remodeling them into studios.

We provide each artist with their own studio space.

COMMUNITY SPACE

BREWERY

The brewery is the main exhibition space and a space for workshops. The former Fujisaki Soubei Shouten company’s 2-acre 280-year old sake brewery.

The space was nicknamed ‘Jyuichiya,’ or ‘Shop 11’ in Japanese, referring to a group of eleven brewers who moved to Onishi from Shiga prefecture in the early 1700’s. There are 3 traditional storage buildings (kura) used as exhibition spaces, a warehouse, a kitchen, and a tea room.

COMMUNITY SPACE

KINUYA

The main structure, Kinuya, connects Onishi to its past as part of the silk road. In the early twentieth century most area farmers were involved in silk production. For decades, the 100 year-old building served as a collection point for local silk on its way to be processed in factories.

In the second half of the twentieth century the market for Japanese silk moved overseas and the town of Onishi began to lose its cultural identity.

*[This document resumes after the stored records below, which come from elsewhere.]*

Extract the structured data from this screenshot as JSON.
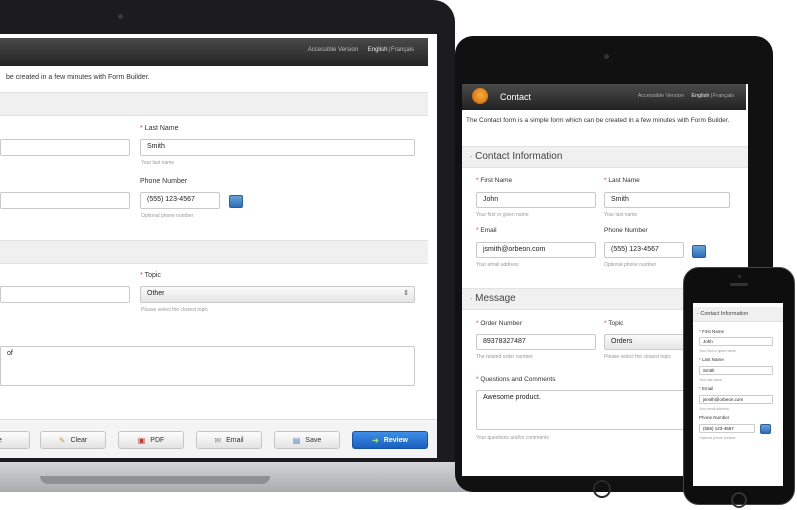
{
  "header": {
    "accessible_version": "Accessible Version",
    "english": "English",
    "separator": "|",
    "francais": "Français"
  },
  "form": {
    "title": "Contact",
    "intro": "The Contact form is a simple form which can be created in a few minutes with Form Builder.",
    "intro_fragment": "be created in a few minutes with Form Builder.",
    "sections": {
      "contact": "Contact Information",
      "message": "Message"
    },
    "fields": {
      "first_name": {
        "label": "First Name",
        "value": "John",
        "hint": "Your first or given name"
      },
      "last_name": {
        "label": "Last Name",
        "value": "Smith",
        "hint": "Your last name"
      },
      "email": {
        "label": "Email",
        "value": "jsmith@orbeon.com",
        "hint": "Your email address"
      },
      "phone": {
        "label": "Phone Number",
        "value": "(555) 123-4567",
        "hint": "Optional phone number"
      },
      "order_number": {
        "label": "Order Number",
        "value": "89378327487",
        "hint": "The related order number"
      },
      "topic": {
        "label": "Topic",
        "laptop_value": "Other",
        "tablet_value": "Orders",
        "hint": "Please select the closest topic"
      },
      "comments": {
        "label": "Questions and Comments",
        "value": "Awesome product.",
        "laptop_fragment": "of",
        "hint": "Your questions and/or comments"
      }
    },
    "required_mark": "*",
    "phone_section": "Contact Information"
  },
  "toolbar": {
    "buttons": [
      {
        "label": "e",
        "icon": "partial-icon"
      },
      {
        "label": "Clear",
        "icon": "clear-icon"
      },
      {
        "label": "PDF",
        "icon": "pdf-icon"
      },
      {
        "label": "Email",
        "icon": "email-icon"
      },
      {
        "label": "Save",
        "icon": "save-icon"
      },
      {
        "label": "Review",
        "icon": "review-arrow-icon"
      }
    ]
  },
  "colors": {
    "header_dark": "#2c2c2c",
    "primary_button": "#2a74d6",
    "required_star": "#dd3333",
    "logo_orange": "#e0831a"
  }
}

Much of the Onishi population moved to larger cities, as did the original Kinuya owners.

Shiro Oni Studio uses the building as a gathering place and central hub to the surrounding buildings. We use Kinuya as an exhibition space, a cafe during festivals and a place for concerts, workshops and parties.

Writers, musicians, or conceptual artists working in ‘clean’ media can use the rooms upstairs as a studio.

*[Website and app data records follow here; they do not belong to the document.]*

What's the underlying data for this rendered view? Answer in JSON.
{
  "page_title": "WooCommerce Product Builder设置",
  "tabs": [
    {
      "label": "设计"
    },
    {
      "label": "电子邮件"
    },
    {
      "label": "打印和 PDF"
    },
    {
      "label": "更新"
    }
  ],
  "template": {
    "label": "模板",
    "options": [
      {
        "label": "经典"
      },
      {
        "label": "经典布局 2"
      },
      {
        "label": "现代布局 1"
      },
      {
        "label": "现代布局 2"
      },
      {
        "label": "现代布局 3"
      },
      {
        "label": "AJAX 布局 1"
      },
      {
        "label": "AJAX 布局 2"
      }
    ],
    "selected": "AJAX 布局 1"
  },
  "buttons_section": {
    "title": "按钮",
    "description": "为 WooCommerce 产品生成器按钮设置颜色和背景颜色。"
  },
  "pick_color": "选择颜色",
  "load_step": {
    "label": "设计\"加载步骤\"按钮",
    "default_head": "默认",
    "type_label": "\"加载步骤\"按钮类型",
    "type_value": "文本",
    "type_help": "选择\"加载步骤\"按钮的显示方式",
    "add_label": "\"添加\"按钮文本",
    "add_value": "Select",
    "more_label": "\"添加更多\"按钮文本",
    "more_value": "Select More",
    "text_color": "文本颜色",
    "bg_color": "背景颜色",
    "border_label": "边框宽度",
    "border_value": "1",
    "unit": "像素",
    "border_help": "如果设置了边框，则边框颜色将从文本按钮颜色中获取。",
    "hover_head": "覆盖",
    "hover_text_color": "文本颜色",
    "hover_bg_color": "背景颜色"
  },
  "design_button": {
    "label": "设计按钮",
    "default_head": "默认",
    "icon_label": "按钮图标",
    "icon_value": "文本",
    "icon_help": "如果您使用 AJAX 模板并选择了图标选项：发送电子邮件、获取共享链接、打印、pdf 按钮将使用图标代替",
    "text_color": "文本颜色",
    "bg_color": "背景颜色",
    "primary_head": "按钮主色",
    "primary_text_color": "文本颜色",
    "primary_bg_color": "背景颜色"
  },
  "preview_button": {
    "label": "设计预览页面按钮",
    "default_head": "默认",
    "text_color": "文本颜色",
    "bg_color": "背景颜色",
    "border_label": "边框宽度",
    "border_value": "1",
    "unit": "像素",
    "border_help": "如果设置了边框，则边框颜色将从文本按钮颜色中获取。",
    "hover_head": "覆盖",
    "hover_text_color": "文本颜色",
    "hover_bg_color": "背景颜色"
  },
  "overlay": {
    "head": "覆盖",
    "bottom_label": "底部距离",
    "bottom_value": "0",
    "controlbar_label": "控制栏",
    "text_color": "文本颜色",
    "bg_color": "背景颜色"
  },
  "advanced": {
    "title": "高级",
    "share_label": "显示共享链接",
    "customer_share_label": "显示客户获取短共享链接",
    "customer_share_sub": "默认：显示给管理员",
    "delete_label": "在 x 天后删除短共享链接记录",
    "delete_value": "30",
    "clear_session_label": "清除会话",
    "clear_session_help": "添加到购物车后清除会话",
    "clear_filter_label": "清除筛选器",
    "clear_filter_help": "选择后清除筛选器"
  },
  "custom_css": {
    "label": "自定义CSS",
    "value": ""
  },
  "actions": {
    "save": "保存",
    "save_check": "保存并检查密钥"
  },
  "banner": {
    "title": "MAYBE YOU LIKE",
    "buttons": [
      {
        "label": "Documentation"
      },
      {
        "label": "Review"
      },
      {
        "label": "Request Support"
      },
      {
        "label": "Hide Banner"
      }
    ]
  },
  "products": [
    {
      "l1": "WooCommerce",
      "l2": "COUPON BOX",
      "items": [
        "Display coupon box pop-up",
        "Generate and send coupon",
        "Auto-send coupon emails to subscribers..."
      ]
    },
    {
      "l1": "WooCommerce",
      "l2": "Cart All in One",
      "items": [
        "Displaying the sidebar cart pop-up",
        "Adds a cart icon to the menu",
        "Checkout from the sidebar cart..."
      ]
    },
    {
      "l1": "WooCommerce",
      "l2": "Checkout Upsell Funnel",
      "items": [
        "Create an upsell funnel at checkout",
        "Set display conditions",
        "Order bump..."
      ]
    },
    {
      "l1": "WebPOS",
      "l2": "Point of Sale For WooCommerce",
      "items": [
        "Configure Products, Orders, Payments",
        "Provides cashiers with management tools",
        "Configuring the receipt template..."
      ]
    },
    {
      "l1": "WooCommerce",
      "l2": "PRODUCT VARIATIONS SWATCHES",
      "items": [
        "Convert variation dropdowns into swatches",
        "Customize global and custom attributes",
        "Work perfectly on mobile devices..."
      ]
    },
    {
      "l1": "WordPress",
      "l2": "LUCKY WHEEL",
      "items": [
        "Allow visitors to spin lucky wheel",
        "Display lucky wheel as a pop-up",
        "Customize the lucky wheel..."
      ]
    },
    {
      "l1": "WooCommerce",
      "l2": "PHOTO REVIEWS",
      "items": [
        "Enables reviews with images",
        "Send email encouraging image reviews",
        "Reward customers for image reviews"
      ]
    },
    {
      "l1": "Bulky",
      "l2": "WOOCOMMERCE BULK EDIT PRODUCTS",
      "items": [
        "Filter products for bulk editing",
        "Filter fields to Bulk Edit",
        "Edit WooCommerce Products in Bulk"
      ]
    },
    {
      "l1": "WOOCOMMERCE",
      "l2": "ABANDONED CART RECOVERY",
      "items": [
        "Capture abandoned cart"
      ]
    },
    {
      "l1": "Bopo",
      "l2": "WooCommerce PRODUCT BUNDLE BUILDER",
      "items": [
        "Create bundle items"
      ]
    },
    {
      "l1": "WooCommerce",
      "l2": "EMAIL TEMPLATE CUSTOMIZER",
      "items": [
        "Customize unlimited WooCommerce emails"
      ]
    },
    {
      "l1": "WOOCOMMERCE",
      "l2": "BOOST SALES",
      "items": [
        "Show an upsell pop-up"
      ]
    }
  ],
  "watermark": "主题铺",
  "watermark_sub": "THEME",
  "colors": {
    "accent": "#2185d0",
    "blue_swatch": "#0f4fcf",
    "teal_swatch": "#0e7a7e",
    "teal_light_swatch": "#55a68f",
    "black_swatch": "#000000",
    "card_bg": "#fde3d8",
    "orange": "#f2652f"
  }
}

ARTIST STUDIO

SHIRO ONI STUDIO

There are 5 studio spaces in the Shiro Oni Studio building.

The first studio remodeled for the residency. Several truckloads of cheap lumber, paneling and drywall were removed to reveal the original tsuchi kabe, or earth and plaster walls. The walls were then restored to their original condition using a type of plaster called Shikkui.

Artists have 24 hour access to the studios.

ARTIST STUDIO

KOTORIYA

The name ‘Kotoriya’ means ‘small bird shop’ in Japanese. The building has had a long history over the last 80 years. Kotoriya was also used as a motorcycle shop, and a fish market.

There are 5 studios in the Kotoriya.

The building is a 30 second walk away from a 7-11.
Artists have 24 hour access to the studios.

ARTIST STUDIO

WOOD SHOP

All artists have access to the woodshop during residency working hours (9 am to 5 pm). The key must be returned to the office before 5.
The shop has a table saw, sliding compound miter saw and a drill press. There are also hand drills, a planer, band saw, sanders, circular saw, a grinder, a biscuit joiner and lathe.
A complete list of residency tools and equipment will be sent to residents before arrival.